    Being well-fed with tasty nutritious food, even if it costs slightly more than the rubbish supermarkets force on us, ultimately makes more economic sense because of fewer days off sick, better mood, more energy and more restful sleep.

    Maybe there should be a control experiment going on at the same time?

    Thumb up 1 Thumb down 2
  5. John S. says:

    Johnathan, the detox seems to have wiped out your sense of humor as well. I think you need a Happy Meal.

    Thumb up 1 Thumb down 2
  6. John S. says:

    Johnathan, the detox seems to have wiped out your sense of humor as well. I think you need a Happy Meal.

    Thumb up 1 Thumb down 2
  7. www.acsh.org says:

    Interesting! This provides… grist (which probably tastes better than the monkey chow) for some nutrition commentary:
    The Ultimate Convenience Diet: Monkey Chow
    at:
    http://www.acsh.org/factsfears/newsID.758/news_detail.asp

    Thumb up 0 Thumb down 1
  8. www.acsh.org says:

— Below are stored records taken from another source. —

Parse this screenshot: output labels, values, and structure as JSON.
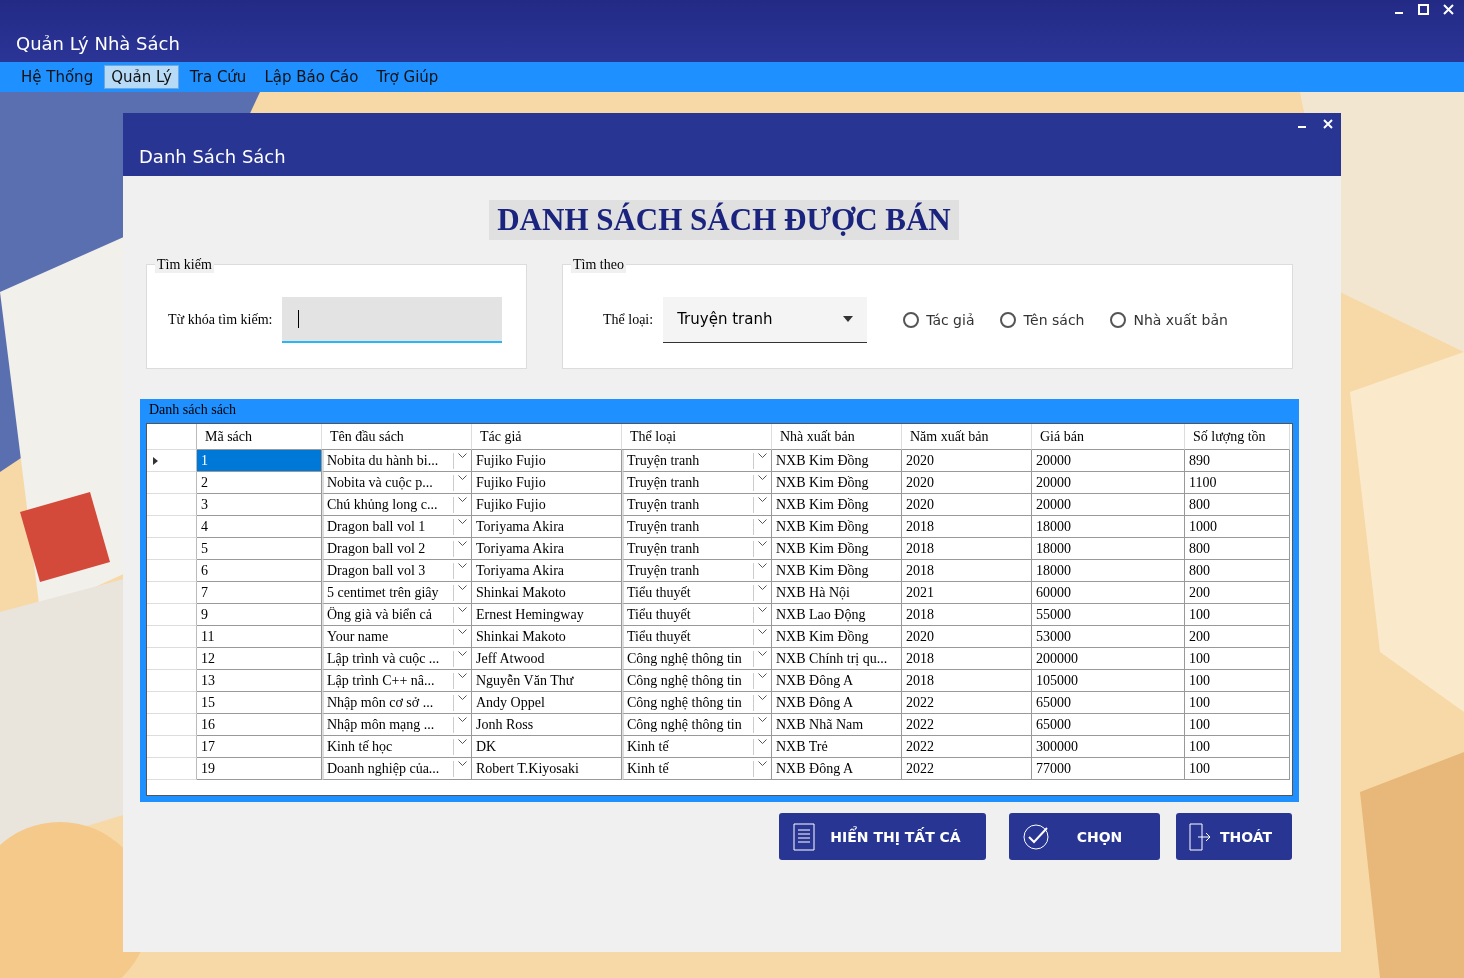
{
  "window": {
    "title": "Quản Lý Nhà Sách"
  },
  "menu": [
    {
      "label": "Hệ Thống",
      "selected": false
    },
    {
      "label": "Quản Lý",
      "selected": true
    },
    {
      "label": "Tra Cứu",
      "selected": false
    },
    {
      "label": "Lập Báo Cáo",
      "selected": false
    },
    {
      "label": "Trợ Giúp",
      "selected": false
    }
  ],
  "form": {
    "title": "Danh Sách Sách",
    "heading": "DANH SÁCH SÁCH ĐƯỢC BÁN",
    "search_group": {
      "legend": "Tìm kiếm",
      "label": "Từ khóa tìm kiếm:"
    },
    "filter_group": {
      "legend": "Tìm theo",
      "label": "Thể loại:",
      "dropdown_value": "Truyện tranh",
      "options": [
        {
          "label": "Tác giả",
          "selected": false
        },
        {
          "label": "Tên sách",
          "selected": false
        },
        {
          "label": "Nhà xuất bản",
          "selected": false
        }
      ]
    },
    "grid": {
      "legend": "Danh sách sách",
      "columns": [
        {
          "label": "Mã sách",
          "kind": "text"
        },
        {
          "label": "Tên đầu sách",
          "kind": "combo"
        },
        {
          "label": "Tác giả",
          "kind": "text"
        },
        {
          "label": "Thể loại",
          "kind": "combo"
        },
        {
          "label": "Nhà xuất bản",
          "kind": "text"
        },
        {
          "label": "Năm xuất bản",
          "kind": "text"
        },
        {
          "label": "Giá bán",
          "kind": "text"
        },
        {
          "label": "Số lượng tồn",
          "kind": "text"
        }
      ],
      "rows": [
        {
          "selected": true,
          "cells": [
            "1",
            "Nobita du hành bi...",
            "Fujiko Fujio",
            "Truyện tranh",
            "NXB Kim Đồng",
            "2020",
            "20000",
            "890"
          ]
        },
        {
          "selected": false,
          "cells": [
            "2",
            "Nobita và cuộc p...",
            "Fujiko Fujio",
            "Truyện tranh",
            "NXB Kim Đồng",
            "2020",
            "20000",
            "1100"
          ]
        },
        {
          "selected": false,
          "cells": [
            "3",
            "Chú khủng long c...",
            "Fujiko Fujio",
            "Truyện tranh",
            "NXB Kim Đồng",
            "2020",
            "20000",
            "800"
          ]
        },
        {
          "selected": false,
          "cells": [
            "4",
            "Dragon ball vol 1",
            "Toriyama Akira",
            "Truyện tranh",
            "NXB Kim Đồng",
            "2018",
            "18000",
            "1000"
          ]
        },
        {
          "selected": false,
          "cells": [
            "5",
            "Dragon ball vol 2",
            "Toriyama Akira",
            "Truyện tranh",
            "NXB Kim Đồng",
            "2018",
            "18000",
            "800"
          ]
        },
        {
          "selected": false,
          "cells": [
            "6",
            "Dragon ball vol 3",
            "Toriyama Akira",
            "Truyện tranh",
            "NXB Kim Đồng",
            "2018",
            "18000",
            "800"
          ]
        },
        {
          "selected": false,
          "cells": [
            "7",
            "5 centimet trên giây",
            "Shinkai Makoto",
            "Tiểu thuyết",
            "NXB Hà Nội",
            "2021",
            "60000",
            "200"
          ]
        },
        {
          "selected": false,
          "cells": [
            "9",
            "Ông già và biển cả",
            "Ernest Hemingway",
            "Tiểu thuyết",
            "NXB Lao Động",
            "2018",
            "55000",
            "100"
          ]
        },
        {
          "selected": false,
          "cells": [
            "11",
            "Your name",
            "Shinkai Makoto",
            "Tiểu thuyết",
            "NXB Kim Đồng",
            "2020",
            "53000",
            "200"
          ]
        },
        {
          "selected": false,
          "cells": [
            "12",
            "Lập trình và cuộc ...",
            "Jeff Atwood",
            "Công nghệ thông tin",
            "NXB Chính trị qu...",
            "2018",
            "200000",
            "100"
          ]
        },
        {
          "selected": false,
          "cells": [
            "13",
            "Lập trình C++ nâ...",
            "Nguyễn Văn Thư",
            "Công nghệ thông tin",
            "NXB Đông A",
            "2018",
            "105000",
            "100"
          ]
        },
        {
          "selected": false,
          "cells": [
            "15",
            "Nhập môn cơ sở ...",
            "Andy Oppel",
            "Công nghệ thông tin",
            "NXB Đông A",
            "2022",
            "65000",
            "100"
          ]
        },
        {
          "selected": false,
          "cells": [
            "16",
            "Nhập môn mạng ...",
            "Jonh Ross",
            "Công nghệ thông tin",
            "NXB Nhã Nam",
            "2022",
            "65000",
            "100"
          ]
        },
        {
          "selected": false,
          "cells": [
            "17",
            "Kinh tế học",
            "DK",
            "Kinh tế",
            "NXB Trẻ",
            "2022",
            "300000",
            "100"
          ]
        },
        {
          "selected": false,
          "cells": [
            "19",
            "Doanh nghiệp của...",
            "Robert T.Kiyosaki",
            "Kinh tế",
            "NXB Đông A",
            "2022",
            "77000",
            "100"
          ]
        }
      ]
    },
    "buttons": [
      {
        "label": "HIỂN THỊ TẤT CÁ",
        "kind": "list"
      },
      {
        "label": "CHỌN",
        "kind": "check"
      },
      {
        "label": "THOÁT",
        "kind": "exit"
      }
    ]
  }
}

    Interesting! This provides… grist (which probably tastes better than the monkey chow) for some nutrition commentary:
    The Ultimate Convenience Diet: Monkey Chow
    at:
    http://www.acsh.org/factsfears/newsID.758/news_detail.asp

    Thumb up 0 Thumb down 1